Bartenders may have role in assisting troubled war veterans

COLUMBUS, Ohio — For troubled war veterans, a friendly bartender can be the source of more than just drinks and a sympathetic ear.
A pilot study suggests that some bartenders may be in a good position to identify veterans in need of mental he…

Study examines risk factors of a mass shooting

EAST LANSING, Mich. — It’s easy for American society to label young killers as simply crazy. But new research suggests that a complex array of factors — from bullying to lack of parental support to ineffective mental health services — a…

Minorities get different mental health care in rich neighborhoods

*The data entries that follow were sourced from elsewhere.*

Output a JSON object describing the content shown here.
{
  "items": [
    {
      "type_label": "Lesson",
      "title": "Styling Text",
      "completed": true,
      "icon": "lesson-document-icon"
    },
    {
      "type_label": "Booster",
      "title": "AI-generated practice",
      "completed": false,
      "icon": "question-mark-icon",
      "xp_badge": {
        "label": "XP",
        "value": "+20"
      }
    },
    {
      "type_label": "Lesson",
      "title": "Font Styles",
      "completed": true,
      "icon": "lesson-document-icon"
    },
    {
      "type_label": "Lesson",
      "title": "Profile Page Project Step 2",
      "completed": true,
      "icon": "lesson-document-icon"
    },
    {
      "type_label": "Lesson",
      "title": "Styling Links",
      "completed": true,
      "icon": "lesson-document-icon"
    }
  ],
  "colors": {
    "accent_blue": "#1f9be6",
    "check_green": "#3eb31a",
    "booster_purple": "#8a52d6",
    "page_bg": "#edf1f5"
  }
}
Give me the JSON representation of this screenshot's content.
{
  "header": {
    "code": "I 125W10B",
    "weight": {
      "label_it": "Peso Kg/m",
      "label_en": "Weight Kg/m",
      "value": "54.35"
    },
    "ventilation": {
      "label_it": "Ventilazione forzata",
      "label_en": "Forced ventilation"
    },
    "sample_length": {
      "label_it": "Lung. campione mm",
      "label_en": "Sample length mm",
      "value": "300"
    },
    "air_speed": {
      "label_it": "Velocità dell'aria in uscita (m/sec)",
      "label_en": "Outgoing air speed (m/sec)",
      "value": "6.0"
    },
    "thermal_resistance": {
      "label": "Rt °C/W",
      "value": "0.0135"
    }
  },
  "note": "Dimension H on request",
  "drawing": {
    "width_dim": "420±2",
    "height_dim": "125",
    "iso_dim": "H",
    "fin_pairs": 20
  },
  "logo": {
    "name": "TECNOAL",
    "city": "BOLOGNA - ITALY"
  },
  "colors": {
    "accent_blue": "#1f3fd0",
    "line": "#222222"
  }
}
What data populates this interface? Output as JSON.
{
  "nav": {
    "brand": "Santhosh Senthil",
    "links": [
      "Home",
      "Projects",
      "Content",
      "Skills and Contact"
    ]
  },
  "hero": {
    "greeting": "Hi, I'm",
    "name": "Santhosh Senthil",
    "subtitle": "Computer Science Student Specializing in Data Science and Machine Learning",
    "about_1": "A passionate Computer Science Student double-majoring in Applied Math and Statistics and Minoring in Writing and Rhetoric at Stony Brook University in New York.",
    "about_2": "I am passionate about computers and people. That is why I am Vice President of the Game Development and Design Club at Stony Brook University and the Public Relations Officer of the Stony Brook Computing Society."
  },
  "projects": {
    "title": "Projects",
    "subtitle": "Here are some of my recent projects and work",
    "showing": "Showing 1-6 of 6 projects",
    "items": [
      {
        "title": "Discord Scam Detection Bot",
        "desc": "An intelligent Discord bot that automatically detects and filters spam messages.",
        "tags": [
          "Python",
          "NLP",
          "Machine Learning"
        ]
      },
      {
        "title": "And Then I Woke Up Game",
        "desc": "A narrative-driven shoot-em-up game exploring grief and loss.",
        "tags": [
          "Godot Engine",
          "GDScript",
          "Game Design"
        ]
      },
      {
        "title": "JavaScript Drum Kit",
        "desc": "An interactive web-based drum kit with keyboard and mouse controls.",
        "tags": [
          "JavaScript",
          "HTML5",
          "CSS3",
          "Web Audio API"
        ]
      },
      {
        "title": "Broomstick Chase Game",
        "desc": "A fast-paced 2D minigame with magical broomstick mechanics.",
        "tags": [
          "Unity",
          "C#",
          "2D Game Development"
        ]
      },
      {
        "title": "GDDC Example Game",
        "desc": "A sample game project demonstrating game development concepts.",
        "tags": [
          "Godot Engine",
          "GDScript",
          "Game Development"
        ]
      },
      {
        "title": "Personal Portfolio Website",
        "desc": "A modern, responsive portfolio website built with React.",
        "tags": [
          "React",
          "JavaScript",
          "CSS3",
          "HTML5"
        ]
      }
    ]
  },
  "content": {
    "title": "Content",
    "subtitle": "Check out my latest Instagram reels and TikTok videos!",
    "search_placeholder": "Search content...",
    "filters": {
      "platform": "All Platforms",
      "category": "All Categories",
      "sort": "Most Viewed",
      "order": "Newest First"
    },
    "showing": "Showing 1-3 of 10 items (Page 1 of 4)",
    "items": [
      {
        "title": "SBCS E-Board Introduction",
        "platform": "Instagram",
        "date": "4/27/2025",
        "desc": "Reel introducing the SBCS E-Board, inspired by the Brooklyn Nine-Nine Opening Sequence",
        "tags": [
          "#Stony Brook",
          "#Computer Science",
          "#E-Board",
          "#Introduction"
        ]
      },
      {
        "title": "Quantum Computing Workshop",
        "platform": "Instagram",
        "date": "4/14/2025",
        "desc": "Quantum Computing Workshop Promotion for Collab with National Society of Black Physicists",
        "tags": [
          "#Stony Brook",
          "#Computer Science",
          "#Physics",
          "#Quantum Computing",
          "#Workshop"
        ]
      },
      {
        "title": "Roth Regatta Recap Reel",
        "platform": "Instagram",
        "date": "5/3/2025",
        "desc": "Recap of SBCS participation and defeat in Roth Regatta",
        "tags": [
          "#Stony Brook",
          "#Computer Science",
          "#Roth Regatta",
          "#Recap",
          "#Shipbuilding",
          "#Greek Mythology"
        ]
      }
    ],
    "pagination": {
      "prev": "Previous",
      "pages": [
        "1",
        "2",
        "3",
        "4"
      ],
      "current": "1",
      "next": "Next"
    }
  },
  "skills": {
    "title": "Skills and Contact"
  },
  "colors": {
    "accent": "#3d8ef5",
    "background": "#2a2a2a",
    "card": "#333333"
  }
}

Minorities living in relatively wealthy New York City neighborhoods are more likely to receive mental health care in emergency rooms and hospitals than white people living in the same areas, a new study concludes. The trend may suggest that minorities in these neighborhoods are receiving sporadic “crisis” care rather than regular mental health care. Blacks and Hispanics who live in low-poverty areas are also more likely to be referred to public mental health services by police or social services personnel rather than family or friends, as is the case for white residents.